“I was very well educated,” says Charlie. “I’d passed all my exams and was going to go to university.”
He and some friends started playing football for fun, setting up a team at the local youth club they attended.
Then he was invited to train with and play for Hibs, before being asked down for a trial with Villa.
“I wasn’t particularly interested, to be honest,” he recalls. “I wanted to go into sixth form.”
He was persuaded to go when his headmaster agreed that he could come back to school if he wanted, if he decided football wasn’t for him.
Charlie ended up staying at Villa Park for 17 seasons. He made his debut in 1959 and went on to make 660 appearances for the club. In that time he played under nine managers (starting with Joe Mercer) and in three divisions.
He left in 1976 and spent the next two years playing for the New York Cosmos, where his team mates included Pele and Franz Beckenbauer.
“I had a wonderful time out there. Everybody used to come to the dressing rooms after the games, like Mick Jagger and Jerry Hall.”
All the players were treated like VIPs, but there was no question who was the superstar – Pele.
“It was a great honour to play with him,” says Charlie. “I got on really well with him.
“We were playing in San Jose once and he was missing. We were all wondering where the heck he was.

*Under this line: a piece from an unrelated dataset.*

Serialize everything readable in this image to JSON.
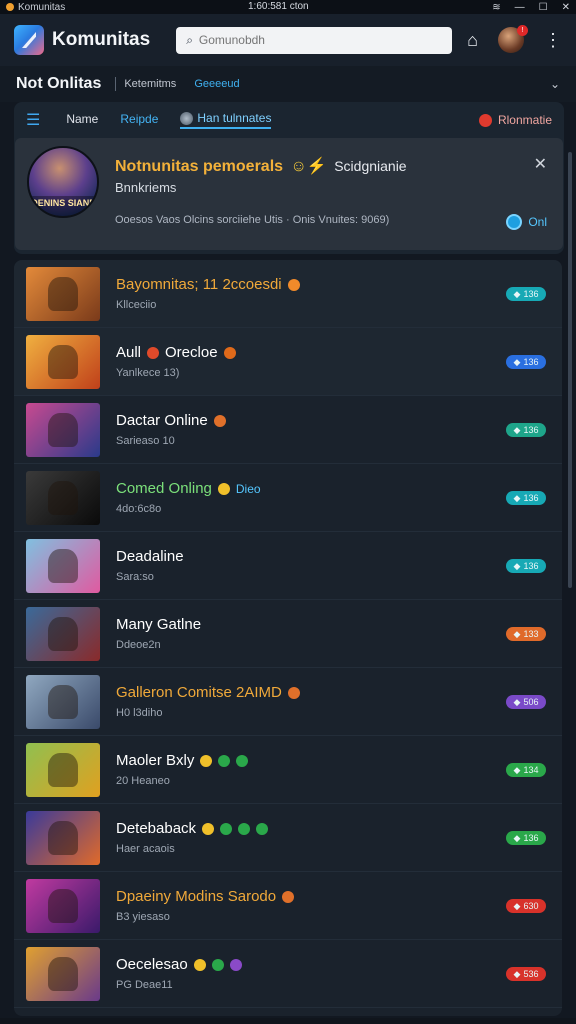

“All of a sudden this helicopter came and hovered over the centre circle. This rope ladder came down and Pele made his entrance, all kitted out.

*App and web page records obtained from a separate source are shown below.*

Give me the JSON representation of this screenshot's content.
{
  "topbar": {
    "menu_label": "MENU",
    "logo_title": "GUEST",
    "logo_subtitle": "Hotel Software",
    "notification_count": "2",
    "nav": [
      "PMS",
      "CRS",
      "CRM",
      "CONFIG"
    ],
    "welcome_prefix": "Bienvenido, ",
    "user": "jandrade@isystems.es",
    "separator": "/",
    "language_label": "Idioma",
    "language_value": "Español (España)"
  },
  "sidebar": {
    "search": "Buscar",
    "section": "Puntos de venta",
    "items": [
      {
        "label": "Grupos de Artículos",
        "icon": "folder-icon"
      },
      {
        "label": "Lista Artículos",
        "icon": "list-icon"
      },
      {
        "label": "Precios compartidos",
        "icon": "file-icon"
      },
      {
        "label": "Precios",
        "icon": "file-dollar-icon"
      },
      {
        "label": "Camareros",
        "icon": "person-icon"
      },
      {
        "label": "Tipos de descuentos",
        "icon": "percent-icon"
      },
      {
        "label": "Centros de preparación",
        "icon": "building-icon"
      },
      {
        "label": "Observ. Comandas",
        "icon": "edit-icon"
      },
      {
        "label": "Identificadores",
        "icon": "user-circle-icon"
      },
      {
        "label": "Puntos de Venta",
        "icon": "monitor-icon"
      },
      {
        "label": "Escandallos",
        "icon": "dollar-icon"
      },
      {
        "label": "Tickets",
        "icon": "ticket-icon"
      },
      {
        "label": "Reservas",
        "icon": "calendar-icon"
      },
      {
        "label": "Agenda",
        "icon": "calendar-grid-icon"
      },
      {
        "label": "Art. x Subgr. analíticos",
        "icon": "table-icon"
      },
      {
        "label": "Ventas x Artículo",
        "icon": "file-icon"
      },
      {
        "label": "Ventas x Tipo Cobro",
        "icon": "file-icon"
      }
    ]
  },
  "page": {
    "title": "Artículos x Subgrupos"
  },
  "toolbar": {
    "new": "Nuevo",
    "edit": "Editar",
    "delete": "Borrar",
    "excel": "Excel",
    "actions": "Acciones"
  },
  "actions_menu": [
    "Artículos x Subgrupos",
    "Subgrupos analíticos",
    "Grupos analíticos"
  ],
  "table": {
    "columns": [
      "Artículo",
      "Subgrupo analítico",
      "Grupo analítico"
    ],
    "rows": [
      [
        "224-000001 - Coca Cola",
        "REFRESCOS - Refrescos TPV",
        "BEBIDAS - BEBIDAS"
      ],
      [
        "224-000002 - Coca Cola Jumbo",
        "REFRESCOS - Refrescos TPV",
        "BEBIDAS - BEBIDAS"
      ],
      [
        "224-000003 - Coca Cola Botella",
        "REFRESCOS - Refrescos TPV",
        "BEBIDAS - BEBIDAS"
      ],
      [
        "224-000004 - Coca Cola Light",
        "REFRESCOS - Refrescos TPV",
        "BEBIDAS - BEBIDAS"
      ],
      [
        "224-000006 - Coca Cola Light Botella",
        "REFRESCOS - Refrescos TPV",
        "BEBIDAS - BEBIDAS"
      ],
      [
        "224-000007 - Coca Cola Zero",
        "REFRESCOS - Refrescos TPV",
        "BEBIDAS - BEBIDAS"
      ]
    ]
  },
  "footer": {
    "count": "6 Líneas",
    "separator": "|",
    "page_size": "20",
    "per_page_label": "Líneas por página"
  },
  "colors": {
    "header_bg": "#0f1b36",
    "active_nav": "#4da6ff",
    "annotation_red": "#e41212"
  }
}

“Beat that if you can.”
Even though he was playing in America, Charlie still had his business interests in the Midlands and would come back during winter.

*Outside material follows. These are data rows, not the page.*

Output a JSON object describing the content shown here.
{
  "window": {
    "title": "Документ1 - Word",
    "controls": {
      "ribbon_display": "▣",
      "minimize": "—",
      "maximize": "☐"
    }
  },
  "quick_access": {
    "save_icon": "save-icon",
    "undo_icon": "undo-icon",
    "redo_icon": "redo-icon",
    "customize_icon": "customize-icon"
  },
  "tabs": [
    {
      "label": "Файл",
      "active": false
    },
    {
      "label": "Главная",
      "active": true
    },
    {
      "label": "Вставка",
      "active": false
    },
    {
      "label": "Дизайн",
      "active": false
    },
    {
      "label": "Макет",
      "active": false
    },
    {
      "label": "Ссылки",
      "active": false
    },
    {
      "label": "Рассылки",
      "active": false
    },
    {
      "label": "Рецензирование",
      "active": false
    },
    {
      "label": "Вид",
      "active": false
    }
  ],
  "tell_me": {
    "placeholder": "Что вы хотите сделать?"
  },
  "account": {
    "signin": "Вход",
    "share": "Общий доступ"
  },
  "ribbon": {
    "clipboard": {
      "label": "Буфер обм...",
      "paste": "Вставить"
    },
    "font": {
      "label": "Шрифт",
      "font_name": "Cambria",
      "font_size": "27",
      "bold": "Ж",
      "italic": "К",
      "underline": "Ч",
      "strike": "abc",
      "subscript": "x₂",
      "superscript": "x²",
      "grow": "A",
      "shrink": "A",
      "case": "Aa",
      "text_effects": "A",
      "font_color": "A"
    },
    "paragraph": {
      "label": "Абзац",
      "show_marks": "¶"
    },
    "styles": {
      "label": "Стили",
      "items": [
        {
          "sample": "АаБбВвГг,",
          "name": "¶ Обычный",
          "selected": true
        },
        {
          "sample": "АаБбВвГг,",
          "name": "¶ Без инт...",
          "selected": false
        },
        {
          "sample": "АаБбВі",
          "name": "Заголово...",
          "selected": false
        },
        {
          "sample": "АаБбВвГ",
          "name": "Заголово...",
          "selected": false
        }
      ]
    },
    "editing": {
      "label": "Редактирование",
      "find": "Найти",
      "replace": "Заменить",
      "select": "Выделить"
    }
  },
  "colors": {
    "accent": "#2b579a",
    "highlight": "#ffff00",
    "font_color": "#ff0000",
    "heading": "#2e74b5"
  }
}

While in America he was given a film directors apartment to live in. Back in England he liked to buy “large houses with character”.
Elsich Manor is certainly that.
It dates back to 1545 and still has the remnants of a moat outside.
It is believed to have been built by a Richard Baldwyn, whose brother William had been cup bearer to Queen Mary.
Richard’s son, Thomas, was confined for three years in the Tower on suspicion of being implicated in a plot for the release of Mary, Queen of Scots.
The Baldwyns held the estate until 1779 (although they had been letting the house out since 1635). From 1913 to 1953, it was owned by the Edwards family. The buyer, Charlie Edwards was a stockbreeder and auctioneer, and aspiring MP for Ludlow.
In 1976 fire swept through the manor house. Work to repair the damage has been undertaken by a number of owners since.
The Grade II* listing was awarded mainly for the hexagonal tower, but there are many other features worthy of the protection it gives, including studded internal doors, timber frame and wooden floors.
“There is also an original toilet in a little closet upstairs,” reveals Charlie. “It was probably the only one in the house in those days. And there is a minstrel’s gallery in the master bedroom. I have covered it over but you could remove the covering and look right down into the lounge. Also there is a hydraulic floor in the lounge. You press a button and it goes down to the cellar. The previous owner did that.”
Between the drawing room and the sitting room, there are great timber doors. The latter room not only has panels to the wall but also a huge open fireplace. There is another open fireplace in the dining room, this one housing a woodburner.
The kitchen has a country feel, as one might expect in a house like this, which sits in a rural hamlet.
It has an electric AGA as well as an electric Rangemaster, a butler’s sink and oak units with integrated appliances. Thick beams cross the ceiling of the both the kitchen and breakfast area.
A wooden staircase spirals up the tower from the drawing room to the master suite.
Apart from a bedroom, dressing room and bathroom, it also has a small room off that is used as an office and the Tudor garderobe (toilet). The staircase then continues up to a huge attic room which is packed with possibilities for conversion (subject to planning consents).
Four more bedrooms, three with en suite facilities, can be reached from stairs off the dining room and kitchen.
There are two more bedroom suites on the second floor. Outside the gardens and ground cover 10 acres and include a barn, carport and a summer house.
AGENT: Strutt and Parker
TEL: 01584 873711
GUIDE PRICE: £1,195,000